Problem statement → From the records below, count the lines containing the word "icon" and give only that number.

═════ Records to process ═════

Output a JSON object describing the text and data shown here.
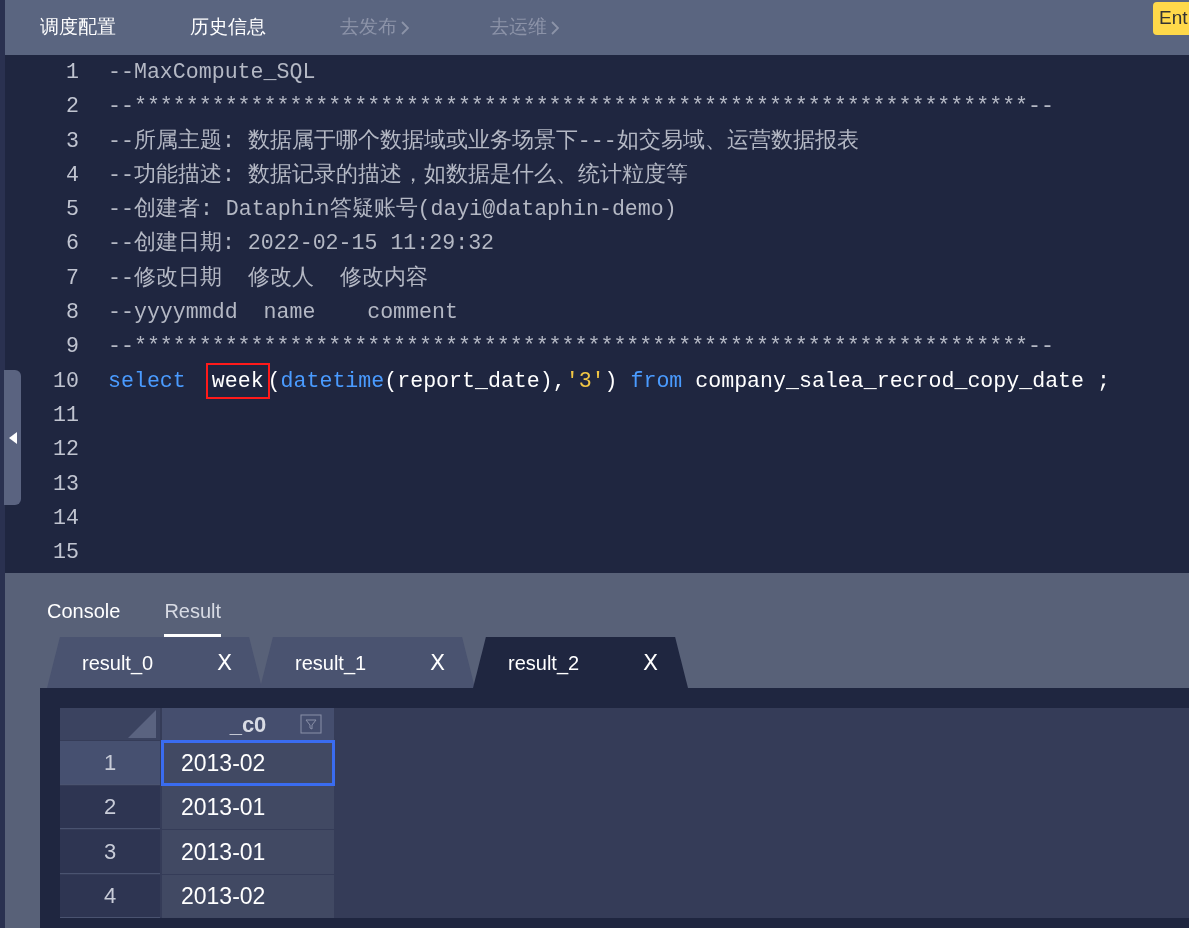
{
  "top_tabs": [
    {
      "label": "调度配置",
      "disabled": false,
      "arrow": false
    },
    {
      "label": "历史信息",
      "disabled": false,
      "arrow": false
    },
    {
      "label": "去发布",
      "disabled": true,
      "arrow": true
    },
    {
      "label": "去运维",
      "disabled": true,
      "arrow": true
    }
  ],
  "tooltip": "Ent",
  "editor": {
    "lines": [
      {
        "number": "1",
        "tokens": [
          {
            "kind": "comment",
            "text": "--MaxCompute_SQL"
          }
        ]
      },
      {
        "number": "2",
        "tokens": [
          {
            "kind": "comment",
            "text": "--*********************************************************************--"
          }
        ]
      },
      {
        "number": "3",
        "tokens": [
          {
            "kind": "comment",
            "text": "--所属主题: 数据属于哪个数据域或业务场景下---如交易域、运营数据报表"
          }
        ]
      },
      {
        "number": "4",
        "tokens": [
          {
            "kind": "comment",
            "text": "--功能描述: 数据记录的描述，如数据是什么、统计粒度等"
          }
        ]
      },
      {
        "number": "5",
        "tokens": [
          {
            "kind": "comment",
            "text": "--创建者: Dataphin答疑账号(dayi@dataphin-demo)"
          }
        ]
      },
      {
        "number": "6",
        "tokens": [
          {
            "kind": "comment",
            "text": "--创建日期: 2022-02-15 11:29:32"
          }
        ]
      },
      {
        "number": "7",
        "tokens": [
          {
            "kind": "comment",
            "text": "--修改日期  修改人  修改内容"
          }
        ]
      },
      {
        "number": "8",
        "tokens": [
          {
            "kind": "comment",
            "text": "--yyyymmdd  name    comment"
          }
        ]
      },
      {
        "number": "9",
        "tokens": [
          {
            "kind": "comment",
            "text": "--*********************************************************************--"
          }
        ]
      },
      {
        "number": "10",
        "tokens": [
          {
            "kind": "keyword",
            "text": "select"
          },
          {
            "kind": "highlight",
            "text": "week"
          },
          {
            "kind": "plain",
            "text": "("
          },
          {
            "kind": "keyword",
            "text": "datetime"
          },
          {
            "kind": "plain",
            "text": "(report_date),"
          },
          {
            "kind": "string",
            "text": "'3'"
          },
          {
            "kind": "plain",
            "text": ") "
          },
          {
            "kind": "keyword",
            "text": "from"
          },
          {
            "kind": "plain",
            "text": " company_salea_recrod_copy_date ;"
          }
        ]
      },
      {
        "number": "11"
      },
      {
        "number": "12"
      },
      {
        "number": "13"
      },
      {
        "number": "14"
      },
      {
        "number": "15"
      }
    ]
  },
  "panel_tabs": [
    {
      "label": "Console",
      "selected": false
    },
    {
      "label": "Result",
      "selected": true
    }
  ],
  "result_tabs": [
    {
      "label": "result_0",
      "close": "X",
      "selected": false
    },
    {
      "label": "result_1",
      "close": "X",
      "selected": false
    },
    {
      "label": "result_2",
      "close": "X",
      "selected": true
    }
  ],
  "table": {
    "columns": [
      "_c0"
    ],
    "rows": [
      {
        "number": "1",
        "cells": [
          "2013-02"
        ],
        "selected": true
      },
      {
        "number": "2",
        "cells": [
          "2013-01"
        ],
        "selected": false
      },
      {
        "number": "3",
        "cells": [
          "2013-01"
        ],
        "selected": false
      },
      {
        "number": "4",
        "cells": [
          "2013-02"
        ],
        "selected": false
      }
    ]
  }
}
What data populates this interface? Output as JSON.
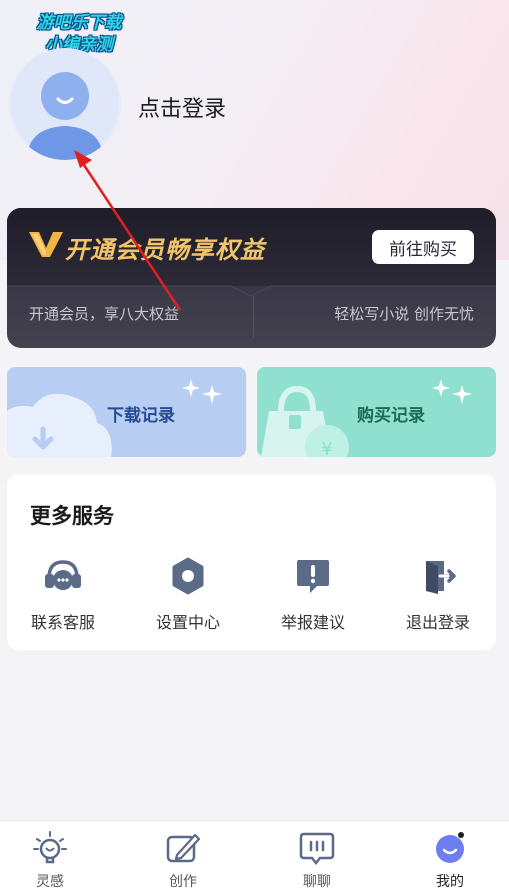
{
  "watermark": {
    "line1": "游吧乐下载",
    "line2": "小编亲测"
  },
  "profile": {
    "login_text": "点击登录"
  },
  "vip": {
    "title": "开通会员畅享权益",
    "button": "前往购买",
    "left_text": "开通会员，享八大权益",
    "right_text": "轻松写小说 创作无忧"
  },
  "records": {
    "download": "下载记录",
    "purchase": "购买记录"
  },
  "services": {
    "title": "更多服务",
    "items": [
      {
        "label": "联系客服",
        "icon": "headset-icon"
      },
      {
        "label": "设置中心",
        "icon": "settings-icon"
      },
      {
        "label": "举报建议",
        "icon": "report-icon"
      },
      {
        "label": "退出登录",
        "icon": "logout-icon"
      }
    ]
  },
  "tabs": [
    {
      "label": "灵感",
      "icon": "lightbulb-icon"
    },
    {
      "label": "创作",
      "icon": "pen-icon"
    },
    {
      "label": "聊聊",
      "icon": "chat-icon"
    },
    {
      "label": "我的",
      "icon": "profile-icon"
    }
  ],
  "colors": {
    "accent": "#6d7ef0",
    "vip_gold": "#f2c56a",
    "download_bg": "#b7cdf1",
    "purchase_bg": "#90e0cf",
    "arrow": "#e02020"
  }
}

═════

Written answer → 8